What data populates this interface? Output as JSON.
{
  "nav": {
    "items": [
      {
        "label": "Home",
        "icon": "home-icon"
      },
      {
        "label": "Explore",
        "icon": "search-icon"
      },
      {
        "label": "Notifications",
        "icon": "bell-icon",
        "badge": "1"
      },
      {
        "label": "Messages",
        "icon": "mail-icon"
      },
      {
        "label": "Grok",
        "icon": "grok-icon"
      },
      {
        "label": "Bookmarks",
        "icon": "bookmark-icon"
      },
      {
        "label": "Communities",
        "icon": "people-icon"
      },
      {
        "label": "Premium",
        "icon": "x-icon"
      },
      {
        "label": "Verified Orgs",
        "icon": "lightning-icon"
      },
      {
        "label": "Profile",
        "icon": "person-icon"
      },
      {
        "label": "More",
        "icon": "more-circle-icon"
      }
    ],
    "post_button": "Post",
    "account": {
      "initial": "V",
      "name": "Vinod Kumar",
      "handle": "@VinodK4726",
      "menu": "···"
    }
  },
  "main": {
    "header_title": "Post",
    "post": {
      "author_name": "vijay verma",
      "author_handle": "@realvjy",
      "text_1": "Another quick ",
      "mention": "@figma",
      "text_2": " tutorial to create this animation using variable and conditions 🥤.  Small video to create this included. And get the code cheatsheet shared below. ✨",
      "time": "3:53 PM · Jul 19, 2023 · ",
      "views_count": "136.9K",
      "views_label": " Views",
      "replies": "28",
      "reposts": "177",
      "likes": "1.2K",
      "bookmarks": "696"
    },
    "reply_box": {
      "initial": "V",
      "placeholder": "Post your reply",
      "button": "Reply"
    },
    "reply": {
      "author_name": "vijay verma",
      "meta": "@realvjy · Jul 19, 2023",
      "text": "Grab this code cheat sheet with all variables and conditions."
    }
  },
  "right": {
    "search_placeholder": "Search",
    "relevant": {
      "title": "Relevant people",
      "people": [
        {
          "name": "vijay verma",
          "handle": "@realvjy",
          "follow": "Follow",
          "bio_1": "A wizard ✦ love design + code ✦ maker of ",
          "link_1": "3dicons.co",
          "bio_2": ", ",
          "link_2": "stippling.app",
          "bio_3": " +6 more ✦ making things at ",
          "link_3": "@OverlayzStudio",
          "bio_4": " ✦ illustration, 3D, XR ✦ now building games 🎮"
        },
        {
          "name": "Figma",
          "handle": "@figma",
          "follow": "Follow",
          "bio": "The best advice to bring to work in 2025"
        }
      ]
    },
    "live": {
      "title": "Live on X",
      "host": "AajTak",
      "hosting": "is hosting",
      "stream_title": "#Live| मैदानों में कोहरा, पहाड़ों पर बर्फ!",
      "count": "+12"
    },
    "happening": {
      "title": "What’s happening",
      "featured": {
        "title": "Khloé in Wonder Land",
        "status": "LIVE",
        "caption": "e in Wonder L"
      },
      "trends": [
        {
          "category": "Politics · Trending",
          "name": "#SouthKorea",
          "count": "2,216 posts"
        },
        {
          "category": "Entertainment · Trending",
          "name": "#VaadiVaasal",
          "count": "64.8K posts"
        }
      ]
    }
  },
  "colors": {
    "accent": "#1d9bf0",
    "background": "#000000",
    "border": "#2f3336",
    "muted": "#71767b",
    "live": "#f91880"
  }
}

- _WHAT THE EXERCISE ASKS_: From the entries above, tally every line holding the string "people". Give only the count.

- _TASK OUTPUT_: 3